━━━ Task input
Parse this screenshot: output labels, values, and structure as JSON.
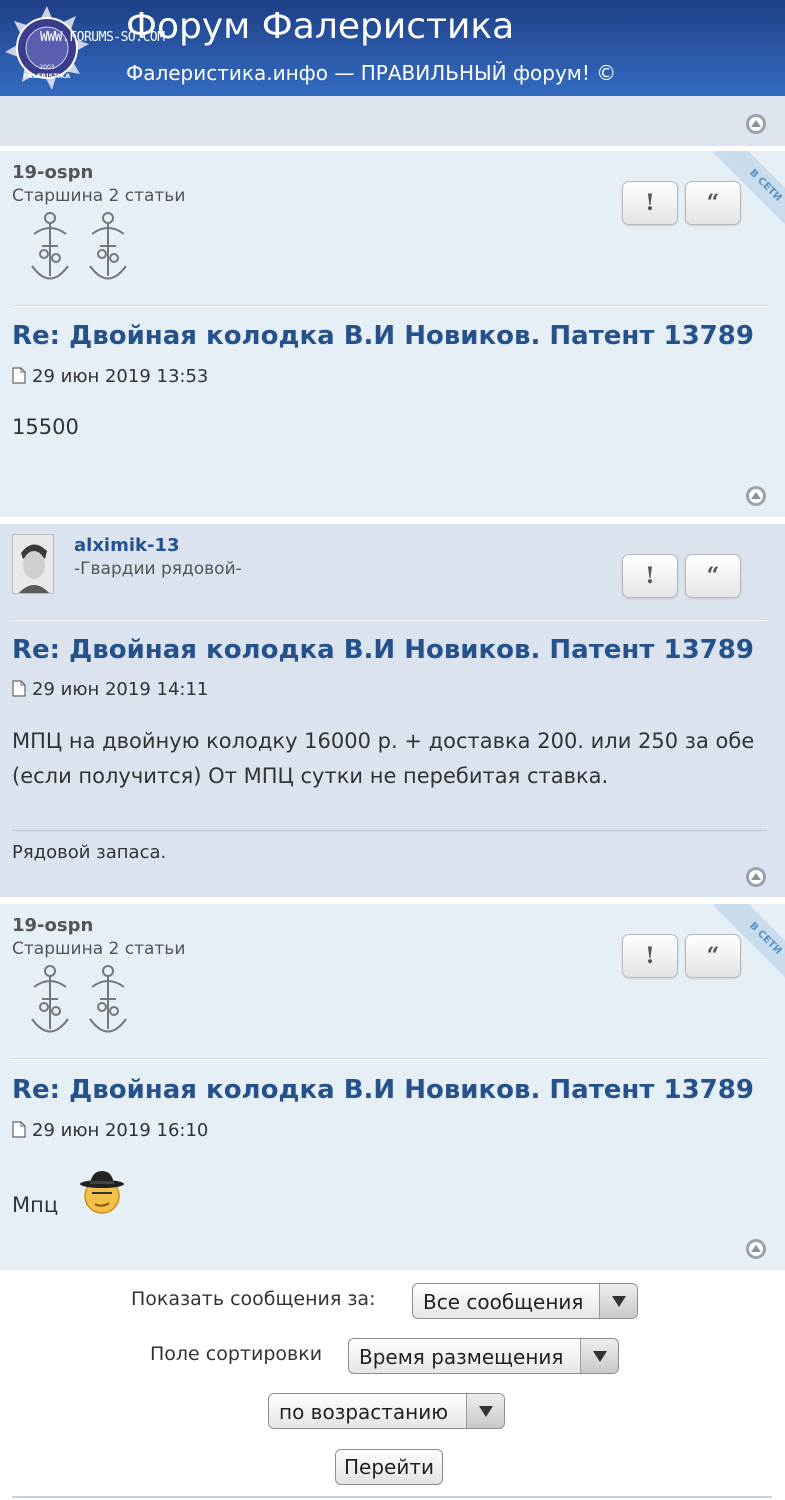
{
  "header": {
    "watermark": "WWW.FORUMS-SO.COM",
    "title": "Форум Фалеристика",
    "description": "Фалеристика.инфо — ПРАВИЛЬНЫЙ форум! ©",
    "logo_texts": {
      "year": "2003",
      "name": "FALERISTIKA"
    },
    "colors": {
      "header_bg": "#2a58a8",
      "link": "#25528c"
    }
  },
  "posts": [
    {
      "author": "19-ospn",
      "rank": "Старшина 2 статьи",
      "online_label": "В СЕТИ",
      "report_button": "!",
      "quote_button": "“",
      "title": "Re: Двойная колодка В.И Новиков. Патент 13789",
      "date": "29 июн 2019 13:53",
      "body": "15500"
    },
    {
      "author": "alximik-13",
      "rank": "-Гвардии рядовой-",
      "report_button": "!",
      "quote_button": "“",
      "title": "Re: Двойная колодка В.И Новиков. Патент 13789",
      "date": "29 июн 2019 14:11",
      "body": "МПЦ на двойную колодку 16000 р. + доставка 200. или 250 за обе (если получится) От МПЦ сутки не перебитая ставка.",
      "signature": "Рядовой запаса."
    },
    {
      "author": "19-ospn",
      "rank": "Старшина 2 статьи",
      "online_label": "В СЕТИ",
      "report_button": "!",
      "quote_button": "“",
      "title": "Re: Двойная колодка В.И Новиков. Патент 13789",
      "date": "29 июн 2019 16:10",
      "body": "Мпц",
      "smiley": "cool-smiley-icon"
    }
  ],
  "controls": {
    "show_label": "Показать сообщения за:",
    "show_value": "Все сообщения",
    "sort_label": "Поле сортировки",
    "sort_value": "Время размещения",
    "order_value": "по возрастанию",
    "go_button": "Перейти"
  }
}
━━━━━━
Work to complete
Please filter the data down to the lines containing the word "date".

Final answer
      "date": "29 июн 2019 13:53",
      "date": "29 июн 2019 14:11",
      "date": "29 июн 2019 16:10",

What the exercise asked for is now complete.